In Afghan Refugee Resettlement, American Finds Bipartisanship, Just 4 States Close Borders

The Biden administration has requested congressional funding to begin the resettlement of Afghan refugees, the Associated Press reported. By the end of this month, the U.S. plans to settle 65,000 refugees, and by this time next year, the country aims to settle 95,000 refugees.

Following the end to America's longest war, the nation now faces what some have called a "moral obligation" to support the resettlement of the thousands of Afghans who supported U.S. military forces during the time of the country's occupation.

Right now, the federal government finds itself working to resettle some 37,000 refugees. Newsweek previously reported that over nearly 10,000 of these individuals will find themselves in the historically refugee-friendly states of California and Texas, with over 5,200 ending up in California and nearly 4,500 coming to Texas.

While these two giants of the American landscape stand to see the most Afghan refugees, most of the U.S. will be welcoming these allies within a matter of weeks. So far, according to data gathered by the AP, only Hawaii, South Dakota, West Virginia, Wyoming, and the District of Columbia have closed their doors to the administration's resettlement efforts.

Afghan Refugees Arrive At Dulles Airport After US Pulls Out Final Troop
Forty-six states have agreed to welcome Afghan refugees, supporting their efforts to resettle in the U.S. Above, refugees are seen at Dulles International Airport after being evacuated from Kabul, on August 31, 2021, in Dulles, Virginia. Photo by Anna Moneymaker/Getty Images

While immigration has served as a feature of American political polarization for decades, in this case, resettlement appears to be a bipartisan effort. The red states of Florida, Missouri and Oklahoma have each decided to take in more than 1,000 refugees—among the most in the country. The blue states of New York, Washington and Maryland similarly stood amongst the top welcomers, also taking in north of 1,000 refugees.

States that have rejected resettlement efforts seem to have done so because of either lack of capacity or lack of existing Afghan communities. Current federal resettlement efforts attempt to place newly arriving Afghans in existing Afghan American communities, where they can remain in touch with their culture while also being around others who will support their journey in becoming accustomed to American life.

Lutheran Social Services, a South Dakota refugee resettlement agency, told U.S. News and World Report that the state does not have the requisite capacity to support successful integration. Similarly, Wyoming does not have any existing Afghan communities, having never taken in refugees in since 2001.

West Virginia is still deciding on how and if the state may be able to accommodate Afghan refugees, Governor Jim Justice said last month. Hawaii has remained quiet about its intention, and D.C. faces high housing costs that could make resettlement challenging. Despite his party's stance on certain immigration policies, Senate Minority Leader Mitch McConnell supports resettlement.

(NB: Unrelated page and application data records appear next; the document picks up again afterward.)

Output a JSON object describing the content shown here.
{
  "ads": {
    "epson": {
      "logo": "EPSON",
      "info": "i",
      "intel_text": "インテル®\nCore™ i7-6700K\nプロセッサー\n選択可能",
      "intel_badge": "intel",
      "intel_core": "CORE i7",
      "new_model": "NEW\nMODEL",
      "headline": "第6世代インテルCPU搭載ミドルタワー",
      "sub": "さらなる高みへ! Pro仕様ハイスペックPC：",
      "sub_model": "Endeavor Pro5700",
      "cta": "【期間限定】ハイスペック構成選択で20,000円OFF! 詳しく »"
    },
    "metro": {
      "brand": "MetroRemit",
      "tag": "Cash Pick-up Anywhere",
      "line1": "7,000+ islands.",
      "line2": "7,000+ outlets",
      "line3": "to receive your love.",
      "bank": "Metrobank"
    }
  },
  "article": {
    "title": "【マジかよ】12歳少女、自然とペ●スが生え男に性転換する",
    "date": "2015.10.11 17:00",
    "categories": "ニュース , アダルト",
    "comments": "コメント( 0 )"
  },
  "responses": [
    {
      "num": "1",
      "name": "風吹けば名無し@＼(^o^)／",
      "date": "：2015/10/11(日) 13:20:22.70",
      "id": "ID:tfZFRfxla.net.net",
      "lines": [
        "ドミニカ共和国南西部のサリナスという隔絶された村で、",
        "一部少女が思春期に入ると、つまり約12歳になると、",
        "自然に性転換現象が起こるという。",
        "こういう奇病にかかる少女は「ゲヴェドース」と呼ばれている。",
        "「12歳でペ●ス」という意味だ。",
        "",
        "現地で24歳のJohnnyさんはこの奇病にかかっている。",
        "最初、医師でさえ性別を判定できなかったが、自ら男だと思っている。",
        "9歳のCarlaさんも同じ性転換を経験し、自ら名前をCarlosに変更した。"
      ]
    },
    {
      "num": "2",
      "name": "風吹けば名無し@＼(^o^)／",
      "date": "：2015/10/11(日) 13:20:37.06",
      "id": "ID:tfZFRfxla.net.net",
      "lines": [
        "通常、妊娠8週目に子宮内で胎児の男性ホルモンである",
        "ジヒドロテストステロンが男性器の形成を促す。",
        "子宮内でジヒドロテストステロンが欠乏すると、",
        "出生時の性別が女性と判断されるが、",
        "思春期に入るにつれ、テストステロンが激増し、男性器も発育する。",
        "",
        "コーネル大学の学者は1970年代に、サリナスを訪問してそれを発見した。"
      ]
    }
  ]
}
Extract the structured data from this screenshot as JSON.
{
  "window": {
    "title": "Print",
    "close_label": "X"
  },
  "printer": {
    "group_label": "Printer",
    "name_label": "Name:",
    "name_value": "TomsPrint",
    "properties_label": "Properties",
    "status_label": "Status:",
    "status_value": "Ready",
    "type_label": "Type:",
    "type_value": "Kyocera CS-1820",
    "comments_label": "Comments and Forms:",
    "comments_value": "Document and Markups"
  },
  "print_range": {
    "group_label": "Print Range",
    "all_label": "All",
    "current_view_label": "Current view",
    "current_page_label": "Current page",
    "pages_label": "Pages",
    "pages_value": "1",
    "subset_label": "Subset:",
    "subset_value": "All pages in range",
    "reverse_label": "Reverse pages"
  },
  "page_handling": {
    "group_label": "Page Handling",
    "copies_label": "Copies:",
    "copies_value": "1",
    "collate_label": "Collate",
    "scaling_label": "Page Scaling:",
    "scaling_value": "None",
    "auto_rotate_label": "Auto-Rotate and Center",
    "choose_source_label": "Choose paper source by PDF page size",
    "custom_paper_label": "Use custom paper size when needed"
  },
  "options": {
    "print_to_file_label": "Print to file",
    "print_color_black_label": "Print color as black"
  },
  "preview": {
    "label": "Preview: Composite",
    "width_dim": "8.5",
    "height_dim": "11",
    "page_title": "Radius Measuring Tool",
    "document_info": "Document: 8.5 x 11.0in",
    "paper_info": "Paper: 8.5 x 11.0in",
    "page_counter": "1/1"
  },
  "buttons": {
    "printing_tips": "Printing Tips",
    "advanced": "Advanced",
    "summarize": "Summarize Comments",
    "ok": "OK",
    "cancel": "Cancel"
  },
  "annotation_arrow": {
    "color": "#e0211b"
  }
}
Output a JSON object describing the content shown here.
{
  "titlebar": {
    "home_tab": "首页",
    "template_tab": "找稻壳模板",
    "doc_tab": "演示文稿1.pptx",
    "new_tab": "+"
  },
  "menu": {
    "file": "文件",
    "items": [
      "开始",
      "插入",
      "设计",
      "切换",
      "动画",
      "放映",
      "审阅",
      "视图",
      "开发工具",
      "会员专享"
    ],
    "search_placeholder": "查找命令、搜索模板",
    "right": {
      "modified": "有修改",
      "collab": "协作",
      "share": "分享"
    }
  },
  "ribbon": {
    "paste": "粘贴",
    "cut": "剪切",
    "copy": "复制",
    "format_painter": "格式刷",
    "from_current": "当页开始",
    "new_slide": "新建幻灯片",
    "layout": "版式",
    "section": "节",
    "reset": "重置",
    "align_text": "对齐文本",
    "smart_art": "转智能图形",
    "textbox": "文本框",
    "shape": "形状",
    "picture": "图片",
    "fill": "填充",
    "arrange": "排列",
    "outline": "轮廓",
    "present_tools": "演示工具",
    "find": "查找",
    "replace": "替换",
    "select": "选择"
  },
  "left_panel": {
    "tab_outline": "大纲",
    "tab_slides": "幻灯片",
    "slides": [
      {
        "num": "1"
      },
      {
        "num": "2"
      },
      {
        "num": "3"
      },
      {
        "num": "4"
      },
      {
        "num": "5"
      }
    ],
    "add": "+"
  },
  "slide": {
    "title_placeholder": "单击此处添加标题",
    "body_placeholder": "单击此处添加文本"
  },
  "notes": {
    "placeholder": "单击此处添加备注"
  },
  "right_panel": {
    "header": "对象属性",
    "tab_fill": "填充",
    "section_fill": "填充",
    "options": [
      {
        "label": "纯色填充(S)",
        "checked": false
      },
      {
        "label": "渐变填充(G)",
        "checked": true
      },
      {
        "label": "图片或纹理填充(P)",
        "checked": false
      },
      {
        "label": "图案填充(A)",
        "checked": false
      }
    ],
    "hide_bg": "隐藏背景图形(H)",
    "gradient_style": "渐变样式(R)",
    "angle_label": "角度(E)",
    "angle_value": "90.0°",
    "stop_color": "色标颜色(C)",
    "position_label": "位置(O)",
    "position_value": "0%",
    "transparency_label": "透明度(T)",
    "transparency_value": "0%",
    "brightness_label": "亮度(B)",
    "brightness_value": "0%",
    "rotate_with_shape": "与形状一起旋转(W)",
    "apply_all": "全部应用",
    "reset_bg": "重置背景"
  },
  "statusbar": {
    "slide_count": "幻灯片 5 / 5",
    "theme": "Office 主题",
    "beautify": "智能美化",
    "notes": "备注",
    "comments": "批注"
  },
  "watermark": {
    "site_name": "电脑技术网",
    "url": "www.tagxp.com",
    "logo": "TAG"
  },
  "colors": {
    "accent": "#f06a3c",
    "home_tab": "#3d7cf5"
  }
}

"It seems to me we owe it to these people who took a chance with us, that they could have a more normal life in (their) backward country, to help them have a new life somewhere else, and if some of them want to come to America, I think that's fine with me," McConnell said during an address in Kentucky.